— What the exercise asks —
Read through the listing below, and copy every line where the string "this" appears.

— Exercise data —
====================
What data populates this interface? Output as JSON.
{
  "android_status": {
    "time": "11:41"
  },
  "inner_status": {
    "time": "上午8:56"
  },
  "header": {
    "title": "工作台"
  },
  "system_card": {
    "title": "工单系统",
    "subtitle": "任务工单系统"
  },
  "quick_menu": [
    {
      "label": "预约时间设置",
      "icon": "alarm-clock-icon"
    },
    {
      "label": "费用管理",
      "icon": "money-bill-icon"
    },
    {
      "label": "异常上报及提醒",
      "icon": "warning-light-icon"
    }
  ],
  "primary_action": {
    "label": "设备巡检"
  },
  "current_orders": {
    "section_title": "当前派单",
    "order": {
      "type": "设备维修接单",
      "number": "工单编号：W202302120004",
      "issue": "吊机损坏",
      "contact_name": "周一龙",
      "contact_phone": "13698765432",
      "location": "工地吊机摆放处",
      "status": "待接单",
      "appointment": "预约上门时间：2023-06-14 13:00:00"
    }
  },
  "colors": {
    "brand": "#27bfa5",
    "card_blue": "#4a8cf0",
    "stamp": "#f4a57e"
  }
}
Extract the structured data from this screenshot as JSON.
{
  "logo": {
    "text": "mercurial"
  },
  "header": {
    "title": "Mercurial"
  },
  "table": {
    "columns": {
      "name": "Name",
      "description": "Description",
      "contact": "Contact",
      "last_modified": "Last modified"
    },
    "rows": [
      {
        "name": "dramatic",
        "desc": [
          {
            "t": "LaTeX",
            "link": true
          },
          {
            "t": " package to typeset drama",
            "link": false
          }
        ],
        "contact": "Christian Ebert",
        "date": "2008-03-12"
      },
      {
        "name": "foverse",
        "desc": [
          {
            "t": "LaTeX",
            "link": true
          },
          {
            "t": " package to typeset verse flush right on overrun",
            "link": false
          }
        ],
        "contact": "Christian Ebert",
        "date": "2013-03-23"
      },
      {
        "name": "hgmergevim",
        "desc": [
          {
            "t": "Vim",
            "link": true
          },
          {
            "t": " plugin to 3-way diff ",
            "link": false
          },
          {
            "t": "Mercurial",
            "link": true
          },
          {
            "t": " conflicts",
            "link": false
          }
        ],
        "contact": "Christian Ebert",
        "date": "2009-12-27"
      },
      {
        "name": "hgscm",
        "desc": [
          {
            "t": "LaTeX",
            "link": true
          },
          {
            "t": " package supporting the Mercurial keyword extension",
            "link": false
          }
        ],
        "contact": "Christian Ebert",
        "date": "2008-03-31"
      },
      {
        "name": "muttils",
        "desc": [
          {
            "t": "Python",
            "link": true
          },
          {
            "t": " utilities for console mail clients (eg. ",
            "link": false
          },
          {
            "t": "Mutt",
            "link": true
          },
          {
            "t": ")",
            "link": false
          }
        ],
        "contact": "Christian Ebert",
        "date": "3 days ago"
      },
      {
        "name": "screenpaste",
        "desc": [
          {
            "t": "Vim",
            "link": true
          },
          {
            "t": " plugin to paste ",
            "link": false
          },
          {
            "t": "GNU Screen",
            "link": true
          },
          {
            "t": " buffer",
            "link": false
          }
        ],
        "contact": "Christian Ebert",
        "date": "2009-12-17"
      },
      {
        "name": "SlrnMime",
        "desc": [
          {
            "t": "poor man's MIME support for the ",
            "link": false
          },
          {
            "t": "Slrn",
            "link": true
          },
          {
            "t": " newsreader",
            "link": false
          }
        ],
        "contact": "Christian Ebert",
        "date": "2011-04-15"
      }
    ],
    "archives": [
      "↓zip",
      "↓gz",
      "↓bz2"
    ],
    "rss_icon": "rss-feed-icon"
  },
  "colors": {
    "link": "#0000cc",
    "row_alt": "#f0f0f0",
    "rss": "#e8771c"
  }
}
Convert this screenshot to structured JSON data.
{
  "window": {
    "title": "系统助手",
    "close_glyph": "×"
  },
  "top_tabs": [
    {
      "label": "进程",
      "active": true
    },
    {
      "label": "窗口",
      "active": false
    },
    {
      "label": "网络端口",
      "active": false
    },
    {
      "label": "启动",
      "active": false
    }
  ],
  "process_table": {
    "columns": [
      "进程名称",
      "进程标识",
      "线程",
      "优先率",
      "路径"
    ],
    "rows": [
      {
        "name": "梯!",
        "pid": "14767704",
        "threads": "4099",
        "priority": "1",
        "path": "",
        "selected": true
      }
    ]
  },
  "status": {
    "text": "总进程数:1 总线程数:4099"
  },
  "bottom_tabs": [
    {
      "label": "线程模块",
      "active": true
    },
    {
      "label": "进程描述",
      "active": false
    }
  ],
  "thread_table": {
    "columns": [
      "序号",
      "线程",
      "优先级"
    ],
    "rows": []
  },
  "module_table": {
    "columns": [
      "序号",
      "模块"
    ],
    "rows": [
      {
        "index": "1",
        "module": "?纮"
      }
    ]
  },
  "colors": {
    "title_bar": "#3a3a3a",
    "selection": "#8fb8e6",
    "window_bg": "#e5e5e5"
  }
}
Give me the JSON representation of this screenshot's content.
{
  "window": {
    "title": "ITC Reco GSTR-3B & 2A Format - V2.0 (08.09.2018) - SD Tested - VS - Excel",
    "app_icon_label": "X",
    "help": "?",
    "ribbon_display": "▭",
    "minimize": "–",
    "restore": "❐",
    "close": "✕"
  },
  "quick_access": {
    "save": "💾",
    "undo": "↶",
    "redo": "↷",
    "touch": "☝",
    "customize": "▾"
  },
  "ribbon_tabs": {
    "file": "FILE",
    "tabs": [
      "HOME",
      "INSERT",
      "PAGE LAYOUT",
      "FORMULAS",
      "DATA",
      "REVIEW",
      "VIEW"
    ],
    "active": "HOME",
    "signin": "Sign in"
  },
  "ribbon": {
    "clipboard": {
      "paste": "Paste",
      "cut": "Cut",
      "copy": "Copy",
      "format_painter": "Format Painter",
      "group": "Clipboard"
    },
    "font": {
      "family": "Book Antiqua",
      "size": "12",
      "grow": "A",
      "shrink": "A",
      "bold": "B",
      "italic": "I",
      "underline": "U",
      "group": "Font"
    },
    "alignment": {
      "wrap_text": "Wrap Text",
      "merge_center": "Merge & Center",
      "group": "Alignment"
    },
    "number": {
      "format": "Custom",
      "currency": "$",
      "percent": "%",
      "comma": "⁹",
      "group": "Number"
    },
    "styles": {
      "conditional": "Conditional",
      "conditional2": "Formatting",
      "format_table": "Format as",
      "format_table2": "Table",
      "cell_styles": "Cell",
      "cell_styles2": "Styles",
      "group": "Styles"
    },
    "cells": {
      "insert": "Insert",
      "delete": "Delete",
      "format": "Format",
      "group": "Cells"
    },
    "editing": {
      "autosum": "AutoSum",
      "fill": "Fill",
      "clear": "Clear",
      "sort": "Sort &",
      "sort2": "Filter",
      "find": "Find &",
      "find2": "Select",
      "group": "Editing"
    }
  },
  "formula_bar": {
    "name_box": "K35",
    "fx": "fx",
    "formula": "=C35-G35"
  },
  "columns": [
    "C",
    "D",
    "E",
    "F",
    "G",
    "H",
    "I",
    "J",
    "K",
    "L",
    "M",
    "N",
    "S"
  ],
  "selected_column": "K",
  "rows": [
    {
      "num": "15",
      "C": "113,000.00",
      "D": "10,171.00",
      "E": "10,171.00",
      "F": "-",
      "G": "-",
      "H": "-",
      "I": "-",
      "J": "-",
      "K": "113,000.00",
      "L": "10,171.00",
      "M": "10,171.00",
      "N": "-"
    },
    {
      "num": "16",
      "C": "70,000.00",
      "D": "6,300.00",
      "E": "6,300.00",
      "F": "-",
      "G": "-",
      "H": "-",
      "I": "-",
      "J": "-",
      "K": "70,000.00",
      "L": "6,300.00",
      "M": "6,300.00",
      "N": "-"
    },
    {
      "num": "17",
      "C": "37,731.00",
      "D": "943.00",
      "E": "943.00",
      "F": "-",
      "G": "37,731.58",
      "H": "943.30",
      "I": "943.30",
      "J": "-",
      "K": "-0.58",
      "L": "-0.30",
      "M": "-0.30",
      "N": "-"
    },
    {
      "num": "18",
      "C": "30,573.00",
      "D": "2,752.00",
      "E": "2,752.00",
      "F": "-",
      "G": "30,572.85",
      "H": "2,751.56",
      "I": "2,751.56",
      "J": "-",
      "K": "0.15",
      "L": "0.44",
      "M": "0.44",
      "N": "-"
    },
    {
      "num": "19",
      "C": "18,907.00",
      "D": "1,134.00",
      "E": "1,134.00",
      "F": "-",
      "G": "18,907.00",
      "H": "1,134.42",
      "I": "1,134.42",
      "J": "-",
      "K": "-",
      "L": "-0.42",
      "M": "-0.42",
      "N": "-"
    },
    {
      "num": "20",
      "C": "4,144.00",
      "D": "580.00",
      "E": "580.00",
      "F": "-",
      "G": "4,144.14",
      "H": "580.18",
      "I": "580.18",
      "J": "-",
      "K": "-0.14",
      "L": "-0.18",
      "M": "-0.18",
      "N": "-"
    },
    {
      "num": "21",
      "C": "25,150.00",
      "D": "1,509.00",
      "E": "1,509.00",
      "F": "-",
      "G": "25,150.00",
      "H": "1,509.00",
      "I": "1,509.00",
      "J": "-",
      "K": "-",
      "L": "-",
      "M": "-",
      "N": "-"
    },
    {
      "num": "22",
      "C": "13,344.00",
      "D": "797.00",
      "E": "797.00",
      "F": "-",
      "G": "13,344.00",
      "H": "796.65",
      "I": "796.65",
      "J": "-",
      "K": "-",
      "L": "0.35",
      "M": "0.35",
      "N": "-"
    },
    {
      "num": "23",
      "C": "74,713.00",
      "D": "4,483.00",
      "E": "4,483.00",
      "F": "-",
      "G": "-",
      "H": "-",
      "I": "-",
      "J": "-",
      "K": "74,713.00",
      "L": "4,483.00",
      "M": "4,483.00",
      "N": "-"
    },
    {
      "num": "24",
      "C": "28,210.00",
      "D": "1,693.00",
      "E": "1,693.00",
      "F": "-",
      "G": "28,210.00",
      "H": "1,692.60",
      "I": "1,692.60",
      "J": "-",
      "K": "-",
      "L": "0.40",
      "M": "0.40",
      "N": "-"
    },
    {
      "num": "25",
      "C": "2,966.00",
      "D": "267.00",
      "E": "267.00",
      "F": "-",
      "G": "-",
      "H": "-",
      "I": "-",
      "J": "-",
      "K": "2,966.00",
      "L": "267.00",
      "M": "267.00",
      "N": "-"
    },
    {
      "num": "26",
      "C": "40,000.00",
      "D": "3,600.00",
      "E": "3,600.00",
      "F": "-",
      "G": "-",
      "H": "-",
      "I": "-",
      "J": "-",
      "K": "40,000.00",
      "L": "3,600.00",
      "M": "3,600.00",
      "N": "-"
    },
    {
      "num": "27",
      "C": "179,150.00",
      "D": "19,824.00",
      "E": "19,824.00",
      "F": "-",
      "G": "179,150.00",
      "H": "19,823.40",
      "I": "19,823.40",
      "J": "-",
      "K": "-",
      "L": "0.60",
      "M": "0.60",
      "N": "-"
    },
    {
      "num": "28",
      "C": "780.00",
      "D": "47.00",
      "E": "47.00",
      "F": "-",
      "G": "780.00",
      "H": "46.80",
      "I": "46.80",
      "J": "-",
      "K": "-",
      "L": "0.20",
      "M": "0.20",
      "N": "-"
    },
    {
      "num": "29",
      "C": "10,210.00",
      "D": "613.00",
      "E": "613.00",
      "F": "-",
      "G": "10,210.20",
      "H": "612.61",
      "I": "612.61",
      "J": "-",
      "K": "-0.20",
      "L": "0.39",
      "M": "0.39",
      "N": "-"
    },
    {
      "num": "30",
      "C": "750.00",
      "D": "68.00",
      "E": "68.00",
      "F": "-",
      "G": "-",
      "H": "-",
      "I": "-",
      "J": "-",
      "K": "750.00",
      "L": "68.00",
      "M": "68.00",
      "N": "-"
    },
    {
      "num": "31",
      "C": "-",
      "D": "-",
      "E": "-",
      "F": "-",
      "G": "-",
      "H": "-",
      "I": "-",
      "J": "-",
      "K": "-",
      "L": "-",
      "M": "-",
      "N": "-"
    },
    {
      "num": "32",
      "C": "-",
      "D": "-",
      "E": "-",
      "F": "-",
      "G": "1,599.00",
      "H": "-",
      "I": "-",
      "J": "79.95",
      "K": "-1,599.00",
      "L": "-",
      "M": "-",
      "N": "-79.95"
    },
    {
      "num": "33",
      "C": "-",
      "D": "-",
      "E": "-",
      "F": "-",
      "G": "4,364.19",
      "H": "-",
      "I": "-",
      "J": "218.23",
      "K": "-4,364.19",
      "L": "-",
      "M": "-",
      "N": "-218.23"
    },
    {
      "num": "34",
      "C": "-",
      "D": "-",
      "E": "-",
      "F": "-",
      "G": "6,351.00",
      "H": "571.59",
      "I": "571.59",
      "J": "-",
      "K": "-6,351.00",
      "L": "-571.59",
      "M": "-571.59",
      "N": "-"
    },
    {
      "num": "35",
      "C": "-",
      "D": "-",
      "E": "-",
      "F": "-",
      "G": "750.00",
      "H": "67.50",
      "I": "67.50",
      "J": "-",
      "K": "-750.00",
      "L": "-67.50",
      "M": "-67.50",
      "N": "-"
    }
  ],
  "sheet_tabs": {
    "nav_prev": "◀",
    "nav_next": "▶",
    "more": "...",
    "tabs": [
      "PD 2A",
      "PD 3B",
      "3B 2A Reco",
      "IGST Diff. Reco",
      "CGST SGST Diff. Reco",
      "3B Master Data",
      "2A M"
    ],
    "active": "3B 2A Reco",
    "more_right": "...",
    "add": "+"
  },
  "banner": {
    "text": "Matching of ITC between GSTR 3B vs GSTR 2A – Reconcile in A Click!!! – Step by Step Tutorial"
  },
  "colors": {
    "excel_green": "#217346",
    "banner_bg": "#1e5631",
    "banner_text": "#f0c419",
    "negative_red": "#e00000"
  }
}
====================
— Solved problem —
What data populates this interface? Output as JSON.
Extract the structured data from this screenshot as JSON.
Convert this screenshot to structured JSON data.
Give me the JSON representation of this screenshot's content.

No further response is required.